These opponent-process responses are marked by within-systems and between-systems neurobiological changes that drive the loss of motivation towards non-drug rewards and impaired emotion regulation seen in this stage. The changes resulting from opponent-processes responses drive characteristic symptoms of a withdrawal symptom such as increased anxiety-like responses, chronic irritability, malaise, and dysphoria during acute and protracted abstinence from marijuana addiction a drug of abuse (Koob and Volkow 2016). Along with increased vulnerability to health problems and poorer cognitive functioning, recreational marijuana use has been found to negatively impact psychosocial outcomes as a whole. Palamar et al. (2014) examined multiple self-reported psychosocial outcomes through the “Monitoring the Future” survey within several annual cohorts of high school seniors in the United States who used alcohol and marijuana.

There are resources and treatment options available for those who are dealing with addiction. However, if the use is becoming a need or you’re experiencing negative consequences because of it, it may be a problem. If you or someone you love may be experiencing marijuana abuse or addiction, talk with a trusted healthcare professional.

How Marijuana Affects Psychosocial Functioning

They will likely cut back on activities that previously brought them joy or withdraw from them altogether. By Jaime R. Herndon, MS, MPH

Jaime Herndon is a freelance health/medical writer with over a decade of experience writing for the public. Finding others who are dealing with the same issues as you can be validating, and you can learn from one another about different ways to cope. Marijuana Anonymous is one such support group based on the principles of Alcoholics Anonymous.

what are the effects of marijuana addiction

Among students in grade 12, the reported prevalence of regular marijuana smoking has been steadily increasing in recent years and may soon intersect the trend line for regular tobacco smoking (Fig. 2B). We also need information about the effects of second-hand exposure to cannabis smoke and cannabinoids. In addition to changes in reward processing, chronic cannabis use also seems to affect emotion processing. Several MRI studies reveal functional and structural differences in the amygdala – a key brain structure in processing emotions – after chronic cannabis use. Compared to healthy controls, adolescents who used cannabis had lower activation in the amygdala in an emotional arousal word task during fMRI (Heitzeg et al. 2015).

Brain and Cognitive Health

“Methadone, buprenorphine, and extended-release intramuscular naltrexone—are known to be life-saving and are the cornerstone of opioid use disorder management.” Costa, under the mentorship of Dr. Joao P. De Aquino, of Yale University, and colleagues, carried out a systematic review and meta-analysis of existing research on the influence of cannabis on non-medical opioid use. Opioids are effective painkillers, but they can also be addictive, and the U.S. remains in the grip of an opioid use disorder crisis.
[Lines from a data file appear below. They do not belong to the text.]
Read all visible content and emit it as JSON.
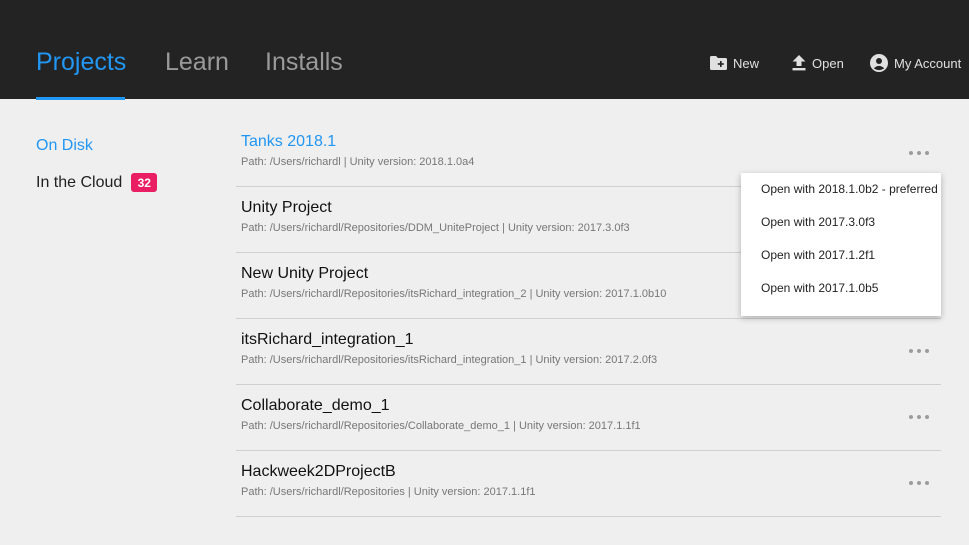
{
  "header": {
    "tabs": [
      {
        "label": "Projects"
      },
      {
        "label": "Learn"
      },
      {
        "label": "Installs"
      }
    ],
    "actions": {
      "new_label": "New",
      "open_label": "Open",
      "account_label": "My Account"
    },
    "accent_color": "#2196f3",
    "background_color": "#232323"
  },
  "sidebar": {
    "items": [
      {
        "label": "On Disk"
      },
      {
        "label": "In the Cloud",
        "badge": "32"
      }
    ],
    "badge_color": "#e91e63"
  },
  "projects": [
    {
      "name": "Tanks 2018.1",
      "path": "Path: /Users/richardl | Unity version: 2018.1.0a4"
    },
    {
      "name": "Unity Project",
      "path": "Path: /Users/richardl/Repositories/DDM_UniteProject | Unity version: 2017.3.0f3"
    },
    {
      "name": "New Unity Project",
      "path": "Path: /Users/richardl/Repositories/itsRichard_integration_2 | Unity version: 2017.1.0b10"
    },
    {
      "name": "itsRichard_integration_1",
      "path": "Path: /Users/richardl/Repositories/itsRichard_integration_1 | Unity version: 2017.2.0f3"
    },
    {
      "name": "Collaborate_demo_1",
      "path": "Path: /Users/richardl/Repositories/Collaborate_demo_1 | Unity version: 2017.1.1f1"
    },
    {
      "name": "Hackweek2DProjectB",
      "path": "Path: /Users/richardl/Repositories | Unity version: 2017.1.1f1"
    }
  ],
  "open_menu": {
    "items": [
      {
        "label": "Open with 2018.1.0b2 - preferred"
      },
      {
        "label": "Open with 2017.3.0f3"
      },
      {
        "label": "Open with 2017.1.2f1"
      },
      {
        "label": "Open with 2017.1.0b5"
      }
    ]
  }
}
In terms of deaths, there’s been a dramatic uptick blamed on synthetic opioids and fentanyl, climbing to just under 80,000 deaths in April 2023. Spitznas said the categories are not mutually exclusive because many drugs are used in combination. In addition, “we think both the heroin figure and the fentanyl figures are dramatic undercounts” in national surveys.